SMITH: Sure. So Planet Hunters is one of our citizen science projects. These are projects where members of the public play a fundamental role in the sort of scientific process and discovery that goes on in science. And so this is our website. It's at And you can go online and basically look at data from a telescope. And we need your brain, your human intuition to interpret and analyze these data that are presented.

GREENE: So is it a matter of you're pumping out data and there just aren't enough eyes to look at it in kind of the professional science world, so you were looking for more people who were interested and excited about this?

SMITH: It really depends. I mean, there are tasks that need doing that are usually done by grad students but are not insanely difficult and can be achieved quite easily. And so we think that citizen science has a great place to play here, because these data sets are often beautiful to look at - maybe they're pictures of galaxies or something a little bit more abstract like in Planet Hunters.

But there are a lot of areas where human intuition and human interpretation is still far better than a machine can achieve. And so these are perfect candidate projects I think for citizen science.

GREENE: OK. And I'm just guessing here. PH1 must be named for Planet Hunters One, being the first planet that they found.

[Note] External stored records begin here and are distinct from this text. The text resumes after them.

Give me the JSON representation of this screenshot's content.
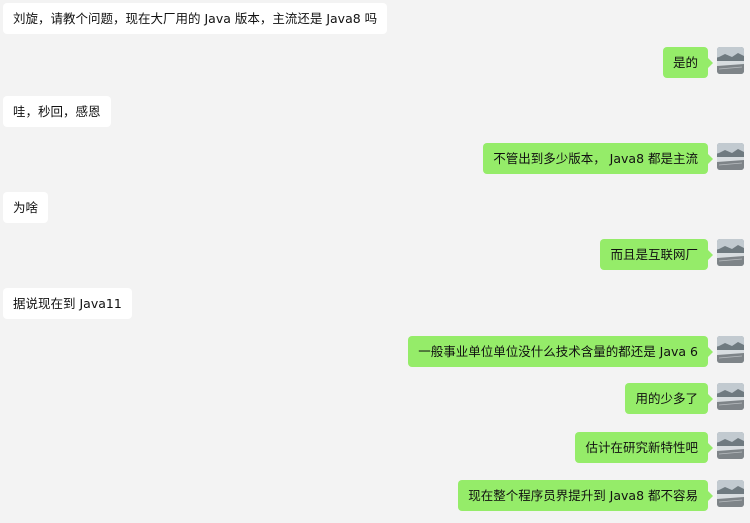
{
  "chat": {
    "messages": [
      {
        "side": "left",
        "text": "刘旋，请教个问题，现在大厂用的 Java 版本，主流还是 Java8 吗"
      },
      {
        "side": "right",
        "text": "是的"
      },
      {
        "side": "left",
        "text": "哇，秒回，感恩"
      },
      {
        "side": "right",
        "text": "不管出到多少版本， Java8 都是主流"
      },
      {
        "side": "left",
        "text": "为啥"
      },
      {
        "side": "right",
        "text": "而且是互联网厂"
      },
      {
        "side": "left",
        "text": "据说现在到 Java11"
      },
      {
        "side": "right",
        "text": "一般事业单位单位没什么技术含量的都还是 Java 6"
      },
      {
        "side": "right",
        "text": "用的少多了"
      },
      {
        "side": "right",
        "text": "估计在研究新特性吧"
      },
      {
        "side": "right",
        "text": "现在整个程序员界提升到 Java8 都不容易"
      }
    ],
    "avatar_icon": "landscape-avatar-icon",
    "colors": {
      "background": "#f3f3f3",
      "incoming_bubble": "#ffffff",
      "outgoing_bubble": "#95ec69"
    }
  }
}
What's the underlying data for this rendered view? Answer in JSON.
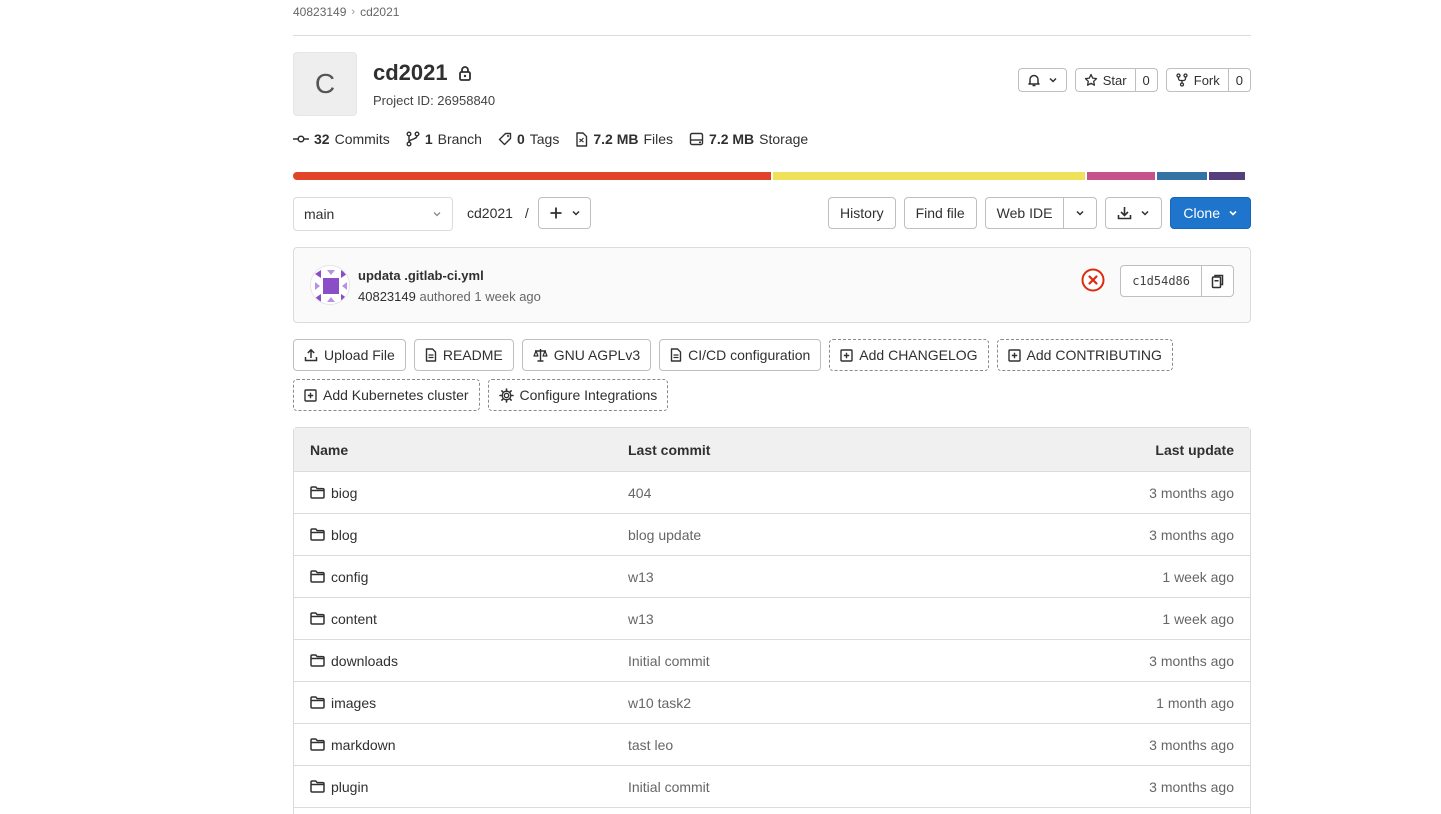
{
  "breadcrumb": {
    "owner": "40823149",
    "project": "cd2021"
  },
  "project": {
    "avatar_letter": "C",
    "name": "cd2021",
    "id_label": "Project ID: 26958840"
  },
  "header_actions": {
    "star_label": "Star",
    "star_count": "0",
    "fork_label": "Fork",
    "fork_count": "0"
  },
  "stats": [
    {
      "value": "32",
      "label": "Commits",
      "icon": "commit-icon"
    },
    {
      "value": "1",
      "label": "Branch",
      "icon": "branch-icon"
    },
    {
      "value": "0",
      "label": "Tags",
      "icon": "tag-icon"
    },
    {
      "value": "7.2 MB",
      "label": "Files",
      "icon": "file-icon"
    },
    {
      "value": "7.2 MB",
      "label": "Storage",
      "icon": "storage-icon"
    }
  ],
  "language_bar": [
    {
      "color": "#e24329",
      "share": 0.503
    },
    {
      "color": "#f1e05a",
      "share": 0.329
    },
    {
      "color": "#c6538c",
      "share": 0.071
    },
    {
      "color": "#3572a5",
      "share": 0.053
    },
    {
      "color": "#563d7c",
      "share": 0.038
    }
  ],
  "toolbar": {
    "branch": "main",
    "path": "cd2021",
    "path_sep": "/",
    "history": "History",
    "find_file": "Find file",
    "web_ide": "Web IDE",
    "clone": "Clone"
  },
  "last_commit": {
    "title": "updata .gitlab-ci.yml",
    "author": "40823149",
    "meta": "authored 1 week ago",
    "sha": "c1d54d86",
    "status_color": "#dd2b0e"
  },
  "quick_actions": {
    "row1": [
      {
        "label": "Upload File",
        "icon": "upload-icon",
        "style": "solid"
      },
      {
        "label": "README",
        "icon": "doc-icon",
        "style": "solid"
      },
      {
        "label": "GNU AGPLv3",
        "icon": "scale-icon",
        "style": "solid"
      },
      {
        "label": "CI/CD configuration",
        "icon": "doc-icon",
        "style": "solid"
      },
      {
        "label": "Add CHANGELOG",
        "icon": "plus-square-icon",
        "style": "dashed"
      },
      {
        "label": "Add CONTRIBUTING",
        "icon": "plus-square-icon",
        "style": "dashed"
      }
    ],
    "row2": [
      {
        "label": "Add Kubernetes cluster",
        "icon": "plus-square-icon",
        "style": "dashed"
      },
      {
        "label": "Configure Integrations",
        "icon": "gear-icon",
        "style": "dashed"
      }
    ]
  },
  "file_table": {
    "headers": {
      "name": "Name",
      "last_commit": "Last commit",
      "last_update": "Last update"
    },
    "rows": [
      {
        "name": "biog",
        "commit": "404",
        "updated": "3 months ago"
      },
      {
        "name": "blog",
        "commit": "blog update",
        "updated": "3 months ago"
      },
      {
        "name": "config",
        "commit": "w13",
        "updated": "1 week ago"
      },
      {
        "name": "content",
        "commit": "w13",
        "updated": "1 week ago"
      },
      {
        "name": "downloads",
        "commit": "Initial commit",
        "updated": "3 months ago"
      },
      {
        "name": "images",
        "commit": "w10 task2",
        "updated": "1 month ago"
      },
      {
        "name": "markdown",
        "commit": "tast leo",
        "updated": "3 months ago"
      },
      {
        "name": "plugin",
        "commit": "Initial commit",
        "updated": "3 months ago"
      },
      {
        "name": "",
        "commit": "",
        "updated": ""
      }
    ]
  }
}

SMITH: It is. There was much kind of discussion within the group about whether we could name it after one of the authors. But the rules of International Astronomical Union state that you're not allowed to name planets after individual people.

GREENE: How is it possible for one planet to have four suns?

SMITH: That's a very good question and I wish I had a better answer for you. So what we know about this system is that there are two main stars here. There's something called an M dwarf, about half the mass of the sun, so this is called a red dwarf kind of planet. So quite a lot cooler than the sun. And then there's a star that's a little bit bigger than the sun, about one and a half times the mass of the sun, that's a little bit whiter, a little bit hotter.

And so Planet Hunters One is going around this pair of stars. But what's new about this one is of course there's actually another binary pair. It's about the distance between us and Pluto away. And I wish I could tell you exactly how this formed. Unfortunately, the models in which are developed currently to try and predict how planets form really don't support this kind of system.

GREENE: Can I get totally cliche for just a second?

SMITH: Of course. Is there life on PH1?

Probably not. Unfortunately, it's a bit hot. It's about 350 degrees on the surface.

GREENE: OK. That's hot.

SMITH: So there isn't liquid water on the surface. And currently the way that astronomers describe planetary candidates that might be Earth kind of analog - so places where life could exist - we usually say that we would want liquid water to exist on the surface. And it almost certainly doesn't in this case.

GREENE: That's Dr. Arfon Smith, who is director of citizen science at the Adler Planetarium in Chicago. We were talking to him about the discovery of PH1, a planet with four suns.

Dr. Smith, thanks for joining us.

SMITH: You're welcome. Thank you.

GREENE: This is NPR News. Transcript provided by NPR, Copyright National Public Radio.